Anyone familiar with Quincy knows there’s no shortage of places to buy Asian groceries in the city, whether they’re looking for pea pod stems, oyster sauce, or dried shiitake mushrooms.
From the parking lot of the future 99 Ranch you can see another Asian grocer, C-Mart, in the next lot over.
Drive a three-mile stretch of Hancock Street, a main artery, and you can easily find at least four other Asian grocery markets.
Lee is unfazed. “I wouldn’t say we’re not afraid of competition,” he said, “but we will try to do our best to service our customers.”
Across town, Wan Wu, general manager and co-owner of Kam Man Food, has just one question: What took 99 Ranch so long to break into the Boston-area market?
“We expected them to be here much earlier,” said Wu, whose Kam Man market opened in Quincy nearly 18 years ago.
By now, Wu is used to all the competition. A decade ago, H Mart, a major Korean food chain that has its own devotees, opened a giant store in Burlington and then a smaller one in Cambridge. Several years ago, another Asian grocer, Good Fortune Supermarket, opened up across the street from Kam Man in Quincy.
Wu said Kam Man continues to grow and likened the Asian grocery business to the fast-food industry, with Burger King, Wendy’s, and McDonald’s all fighting for customers.

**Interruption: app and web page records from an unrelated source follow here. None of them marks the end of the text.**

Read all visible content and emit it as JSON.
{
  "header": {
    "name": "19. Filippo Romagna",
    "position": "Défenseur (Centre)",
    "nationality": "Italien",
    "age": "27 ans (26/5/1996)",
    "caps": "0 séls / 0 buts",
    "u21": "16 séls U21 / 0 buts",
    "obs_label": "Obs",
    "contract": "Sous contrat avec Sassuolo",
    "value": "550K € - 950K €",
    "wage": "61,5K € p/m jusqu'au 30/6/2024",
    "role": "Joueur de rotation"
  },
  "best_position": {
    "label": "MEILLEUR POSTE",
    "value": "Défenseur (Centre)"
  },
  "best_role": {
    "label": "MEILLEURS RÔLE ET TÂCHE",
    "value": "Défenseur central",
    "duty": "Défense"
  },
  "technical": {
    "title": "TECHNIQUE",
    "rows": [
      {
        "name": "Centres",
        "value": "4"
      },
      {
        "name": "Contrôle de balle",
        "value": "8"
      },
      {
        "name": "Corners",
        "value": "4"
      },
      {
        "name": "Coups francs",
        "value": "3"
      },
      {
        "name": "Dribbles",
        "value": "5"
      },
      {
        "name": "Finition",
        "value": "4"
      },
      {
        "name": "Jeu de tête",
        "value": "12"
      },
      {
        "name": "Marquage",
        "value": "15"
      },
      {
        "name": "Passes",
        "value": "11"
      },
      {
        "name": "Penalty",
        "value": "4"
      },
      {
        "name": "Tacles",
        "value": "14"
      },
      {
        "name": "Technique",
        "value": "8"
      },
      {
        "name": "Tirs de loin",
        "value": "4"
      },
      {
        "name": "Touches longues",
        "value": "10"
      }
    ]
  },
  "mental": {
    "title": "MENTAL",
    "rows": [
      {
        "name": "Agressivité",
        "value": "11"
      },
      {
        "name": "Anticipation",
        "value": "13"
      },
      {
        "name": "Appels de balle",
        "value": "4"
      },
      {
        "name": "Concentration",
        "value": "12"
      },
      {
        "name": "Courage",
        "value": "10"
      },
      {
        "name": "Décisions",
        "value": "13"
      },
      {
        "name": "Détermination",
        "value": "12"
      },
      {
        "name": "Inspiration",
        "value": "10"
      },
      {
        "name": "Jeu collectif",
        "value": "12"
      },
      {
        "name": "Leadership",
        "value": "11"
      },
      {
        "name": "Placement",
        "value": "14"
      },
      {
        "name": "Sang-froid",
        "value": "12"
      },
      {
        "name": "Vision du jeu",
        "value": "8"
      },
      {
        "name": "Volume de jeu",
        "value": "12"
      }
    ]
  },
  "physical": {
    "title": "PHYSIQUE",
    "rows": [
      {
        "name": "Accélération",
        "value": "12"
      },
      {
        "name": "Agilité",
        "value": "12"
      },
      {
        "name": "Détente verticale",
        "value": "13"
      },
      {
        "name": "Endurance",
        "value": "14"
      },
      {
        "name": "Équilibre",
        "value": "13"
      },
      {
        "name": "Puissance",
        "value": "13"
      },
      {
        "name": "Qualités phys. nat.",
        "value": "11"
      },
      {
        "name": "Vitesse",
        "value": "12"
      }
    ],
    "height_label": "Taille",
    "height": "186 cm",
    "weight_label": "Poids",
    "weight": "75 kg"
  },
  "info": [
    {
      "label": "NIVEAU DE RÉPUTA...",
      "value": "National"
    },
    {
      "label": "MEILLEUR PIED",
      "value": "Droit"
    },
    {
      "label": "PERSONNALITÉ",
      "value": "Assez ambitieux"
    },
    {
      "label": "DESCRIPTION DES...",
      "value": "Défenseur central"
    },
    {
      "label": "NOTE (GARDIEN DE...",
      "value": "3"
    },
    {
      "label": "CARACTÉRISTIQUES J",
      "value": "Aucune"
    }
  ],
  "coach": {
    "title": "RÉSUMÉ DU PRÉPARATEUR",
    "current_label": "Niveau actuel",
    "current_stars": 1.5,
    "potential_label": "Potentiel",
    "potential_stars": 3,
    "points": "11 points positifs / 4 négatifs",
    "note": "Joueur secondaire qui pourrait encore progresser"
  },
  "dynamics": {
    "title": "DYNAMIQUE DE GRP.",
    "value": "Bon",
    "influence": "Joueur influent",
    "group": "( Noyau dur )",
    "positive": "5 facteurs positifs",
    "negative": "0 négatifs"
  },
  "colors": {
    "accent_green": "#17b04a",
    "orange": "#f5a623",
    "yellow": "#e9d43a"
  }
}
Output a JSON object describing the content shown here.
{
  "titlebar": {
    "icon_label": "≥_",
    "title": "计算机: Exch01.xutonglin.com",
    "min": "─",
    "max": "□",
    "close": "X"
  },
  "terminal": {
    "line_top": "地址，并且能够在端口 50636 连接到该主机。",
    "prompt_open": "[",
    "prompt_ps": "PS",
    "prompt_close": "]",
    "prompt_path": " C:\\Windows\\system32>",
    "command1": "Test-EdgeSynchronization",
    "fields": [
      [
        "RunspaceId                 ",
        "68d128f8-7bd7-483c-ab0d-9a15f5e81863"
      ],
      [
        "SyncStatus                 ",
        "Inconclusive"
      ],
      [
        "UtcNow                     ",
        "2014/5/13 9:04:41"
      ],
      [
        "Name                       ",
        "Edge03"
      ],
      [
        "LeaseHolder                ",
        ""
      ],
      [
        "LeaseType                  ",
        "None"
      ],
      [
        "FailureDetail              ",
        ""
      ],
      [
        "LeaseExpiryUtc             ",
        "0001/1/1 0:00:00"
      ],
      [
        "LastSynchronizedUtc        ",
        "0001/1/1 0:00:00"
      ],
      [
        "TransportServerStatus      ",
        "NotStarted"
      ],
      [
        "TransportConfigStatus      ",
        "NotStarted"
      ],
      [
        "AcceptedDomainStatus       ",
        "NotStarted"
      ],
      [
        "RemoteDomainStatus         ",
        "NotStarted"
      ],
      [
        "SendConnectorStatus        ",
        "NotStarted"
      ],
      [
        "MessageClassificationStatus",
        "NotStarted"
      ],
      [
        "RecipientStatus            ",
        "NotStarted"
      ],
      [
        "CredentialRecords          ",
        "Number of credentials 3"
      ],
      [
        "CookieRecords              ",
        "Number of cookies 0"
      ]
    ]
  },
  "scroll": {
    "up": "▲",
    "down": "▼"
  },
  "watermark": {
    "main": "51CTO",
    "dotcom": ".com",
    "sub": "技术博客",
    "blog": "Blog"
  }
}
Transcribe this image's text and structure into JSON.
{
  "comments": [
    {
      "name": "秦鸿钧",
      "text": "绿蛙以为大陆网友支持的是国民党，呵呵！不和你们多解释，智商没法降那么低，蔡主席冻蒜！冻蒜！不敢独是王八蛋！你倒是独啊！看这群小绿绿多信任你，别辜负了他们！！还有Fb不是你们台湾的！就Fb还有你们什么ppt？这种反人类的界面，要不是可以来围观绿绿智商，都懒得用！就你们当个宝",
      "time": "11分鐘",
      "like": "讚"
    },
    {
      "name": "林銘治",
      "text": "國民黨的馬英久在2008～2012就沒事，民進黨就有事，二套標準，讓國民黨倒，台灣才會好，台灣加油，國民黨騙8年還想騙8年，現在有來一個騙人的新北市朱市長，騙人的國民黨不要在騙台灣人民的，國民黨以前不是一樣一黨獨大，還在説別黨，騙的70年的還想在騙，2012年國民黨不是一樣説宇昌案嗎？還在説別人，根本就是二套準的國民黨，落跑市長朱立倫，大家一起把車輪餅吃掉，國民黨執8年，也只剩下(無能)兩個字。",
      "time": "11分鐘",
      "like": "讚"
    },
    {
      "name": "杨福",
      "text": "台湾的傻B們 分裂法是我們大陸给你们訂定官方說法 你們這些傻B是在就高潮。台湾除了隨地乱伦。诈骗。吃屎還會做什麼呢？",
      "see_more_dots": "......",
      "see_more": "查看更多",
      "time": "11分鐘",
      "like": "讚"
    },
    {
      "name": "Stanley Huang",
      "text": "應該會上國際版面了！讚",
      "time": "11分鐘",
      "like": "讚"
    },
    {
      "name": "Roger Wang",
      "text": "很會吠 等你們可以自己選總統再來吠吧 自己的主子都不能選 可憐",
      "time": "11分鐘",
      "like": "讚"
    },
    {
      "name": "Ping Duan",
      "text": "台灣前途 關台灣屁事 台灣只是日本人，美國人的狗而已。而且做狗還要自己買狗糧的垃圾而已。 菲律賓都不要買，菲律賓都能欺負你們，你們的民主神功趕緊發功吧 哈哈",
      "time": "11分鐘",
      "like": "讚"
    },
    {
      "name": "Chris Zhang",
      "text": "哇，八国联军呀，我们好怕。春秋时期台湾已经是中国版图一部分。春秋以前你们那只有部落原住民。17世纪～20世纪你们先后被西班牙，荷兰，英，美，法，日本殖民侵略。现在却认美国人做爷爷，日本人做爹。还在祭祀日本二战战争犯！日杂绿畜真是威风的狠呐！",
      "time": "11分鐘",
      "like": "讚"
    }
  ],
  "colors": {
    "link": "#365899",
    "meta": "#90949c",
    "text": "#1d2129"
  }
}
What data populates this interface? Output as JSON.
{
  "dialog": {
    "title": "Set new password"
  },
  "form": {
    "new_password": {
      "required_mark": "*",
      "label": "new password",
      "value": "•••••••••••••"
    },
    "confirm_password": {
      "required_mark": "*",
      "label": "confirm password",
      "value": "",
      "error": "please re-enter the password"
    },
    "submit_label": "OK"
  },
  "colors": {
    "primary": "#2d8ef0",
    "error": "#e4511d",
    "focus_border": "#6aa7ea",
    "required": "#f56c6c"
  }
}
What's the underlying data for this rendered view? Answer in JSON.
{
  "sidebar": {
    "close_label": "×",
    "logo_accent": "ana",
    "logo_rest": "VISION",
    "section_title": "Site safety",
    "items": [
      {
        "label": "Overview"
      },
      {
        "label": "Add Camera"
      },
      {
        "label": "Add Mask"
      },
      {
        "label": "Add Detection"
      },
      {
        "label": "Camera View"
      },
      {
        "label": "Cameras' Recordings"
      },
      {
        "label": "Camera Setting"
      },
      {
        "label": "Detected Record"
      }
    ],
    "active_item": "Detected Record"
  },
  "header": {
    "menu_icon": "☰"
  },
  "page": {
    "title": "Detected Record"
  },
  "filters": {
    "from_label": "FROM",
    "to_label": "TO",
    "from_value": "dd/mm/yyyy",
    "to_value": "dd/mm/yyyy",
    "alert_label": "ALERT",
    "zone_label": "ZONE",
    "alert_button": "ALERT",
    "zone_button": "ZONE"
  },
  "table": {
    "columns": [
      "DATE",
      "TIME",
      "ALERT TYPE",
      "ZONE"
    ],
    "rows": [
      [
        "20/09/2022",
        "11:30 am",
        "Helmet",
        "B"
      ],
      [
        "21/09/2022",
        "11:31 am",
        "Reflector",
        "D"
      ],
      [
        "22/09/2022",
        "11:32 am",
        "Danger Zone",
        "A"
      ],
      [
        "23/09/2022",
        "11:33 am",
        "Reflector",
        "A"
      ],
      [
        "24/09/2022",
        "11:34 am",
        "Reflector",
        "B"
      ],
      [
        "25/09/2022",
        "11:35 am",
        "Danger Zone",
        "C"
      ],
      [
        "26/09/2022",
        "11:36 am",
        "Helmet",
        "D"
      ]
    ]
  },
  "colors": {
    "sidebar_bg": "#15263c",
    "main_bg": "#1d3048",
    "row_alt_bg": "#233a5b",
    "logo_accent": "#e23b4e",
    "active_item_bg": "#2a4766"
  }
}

He is confident Kam Man can prevail because the store excels at prepared foods: Chinese barbecue, a Hong Kong-style bakery, and a hot bar featuring authentic dishes like stewed beef tendon. Wu said that’s what sets Kam Man apart, beyond just selling the same produce and canned goods. “Our prepared food is our major advantage,” said Wu, adding that you have to hire the right chefs and have the right menu. “You can’t imitate that.”
Wu’s onto something. 99 Ranch is also known for its “hot deli,” featuring Chinese BBQ and dim sum, but Lee said that won’t be coming to the Quincy location for a while, because it’s complicated to set up.
The chain’s biggest challenge will be establishing brand recognition, since most East Coast people don’t know about it, said Kevin Griffin, publisher of The Griffin Report, a trade publication that covers the grocery and consumer packaged-goods market from Maine to Maryland.
But he doesn’t believe that hurdle will remain for long. “They are in the right spot,” Griffin said of the Quincy site. “They are setting up their tent in the ultimate Asian neighborhood.”
Asian food chains are expanding because they see opportunity. There’s more revenue growth in the ethnic grocery market — about 2 percent annually over the next five years, compared with just 1 percent for the overall supermarket sector, according to the research firm IBISWorld.
One reason: The Hispanic and Asian populations are fast growing, and they tend to eat more often at home than in restaurants, reports IBISWorld. Asian consumers, according to Bureau of Labor Statistics, spend on average 8.3 percent more on food eaten at home than do others.
Quincy is about to find out if there’s an appetite for more Asian groceries. No doubt the business will get tougher.
One thing’s for sure, points out C-Mart owner Michael Fang, who has two stores in Boston’s Chinatown and one in Quincy:
“It’s only good for the residents. They have more choice.”